The nurse in this situation has an obligation and responsibility to the patient as their advocate. In Title 16, Section 1443.5(6) of the California Board of Registered Nursing Standards of Competent Performance states that the registered nurse “Acts as a client’s advocate…to change decisions or activities which are against the interests or wishes of the client…” (California Board of Registered Nursing, 1995). Therefore, the registered nurse must interfere in behave of the patient and have Dr. K honor the Advance Directive that is in place. The second situation which the nurse encounters is Dr. K disclosing medical information regarding the patient to Ms. H and the boyfriend in the waiting room where several others are present. Ms. H was not assigned Medical Power of Attorney by the patient; it was assigned to Mr. Y who is the patients’ younger sibling.
I believe there are many nursing sensitive factors that could interfere with the care provided for Mr. J. The first I would like to discuss is the use of restraints on a 72-year-old with dementia. The use of pain medications can also affect the patient’s cognitive ability. The use of restraints place patients at risk for skin breakdown. Skin breakdown can be prevented by turning Mr. J every 2 hours and by propping with pillows side to side.
The nursing process indicators refer to the measurements of specific nursing care duties including assessment processes, findings and interventions being used in the care setting (Nursing Sensitive Indicators, 2015). Lastly, the outcome of nursing care refers to the patient’s clinical outcome in relation to the care they received (Nursing Sensitive Indicators, 2015). For example, if a nurse used interventions such as turning patients every two hours for those patients at high risk for pressure ulcers, the outcome would be the incidence of pressure ulcers after that particular turning schedule was implemented as an intervention. Nursing-sensitive indicators address several different areas of the nursing practice such as workload safety, staff satisfaction, patient falls, surgical complications, length of

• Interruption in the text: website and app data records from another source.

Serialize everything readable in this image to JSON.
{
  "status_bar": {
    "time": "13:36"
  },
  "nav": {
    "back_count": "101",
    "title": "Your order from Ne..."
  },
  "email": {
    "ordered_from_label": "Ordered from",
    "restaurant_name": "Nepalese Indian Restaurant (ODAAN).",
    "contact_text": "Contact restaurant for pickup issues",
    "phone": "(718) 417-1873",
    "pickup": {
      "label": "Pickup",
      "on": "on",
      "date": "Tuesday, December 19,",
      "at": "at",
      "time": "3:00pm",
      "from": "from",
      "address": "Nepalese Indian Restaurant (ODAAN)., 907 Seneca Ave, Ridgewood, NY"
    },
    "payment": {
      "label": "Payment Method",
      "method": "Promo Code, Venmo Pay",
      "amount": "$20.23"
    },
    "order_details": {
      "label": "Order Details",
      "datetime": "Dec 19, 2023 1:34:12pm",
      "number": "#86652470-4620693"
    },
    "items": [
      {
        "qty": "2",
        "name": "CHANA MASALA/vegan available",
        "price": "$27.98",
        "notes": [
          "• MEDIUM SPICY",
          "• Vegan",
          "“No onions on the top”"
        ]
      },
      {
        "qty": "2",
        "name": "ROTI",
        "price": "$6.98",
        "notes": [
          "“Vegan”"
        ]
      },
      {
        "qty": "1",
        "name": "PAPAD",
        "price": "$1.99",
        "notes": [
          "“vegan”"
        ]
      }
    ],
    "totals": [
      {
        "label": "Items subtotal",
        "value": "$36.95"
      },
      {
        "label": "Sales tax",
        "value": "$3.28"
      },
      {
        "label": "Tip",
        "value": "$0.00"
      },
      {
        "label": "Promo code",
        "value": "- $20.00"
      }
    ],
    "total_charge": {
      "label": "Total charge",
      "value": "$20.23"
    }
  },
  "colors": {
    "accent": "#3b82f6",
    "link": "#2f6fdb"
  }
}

Evidence Based Practice and Applied Nursing Research EBT 1 Task 1 Chris Collier #000321915 A Critique of a research article A1 Article Hegarty, J., Walsh, E., Burton, A., Murphy, S., O'gorman, F., & McPolin, G. (2009). Nurses' knowledge of inadvertent hypothermia. AORN Journal, 89(4), 701. doi:10.1016/j.aorn.2008.09.003 A2 Background or Introduction According to the authors inadvertent hypothermia affects between 60-90% of patients undergoing surgery. The authors used a core temperature below 36 degrees as the definition of hypothermia. With a list of complications that can result from this hypothermia, the authors wanted to measure the knowledge level of perioperative nurses regarding risks for, prevention of, and complications from inadvertent surgical hypothermia.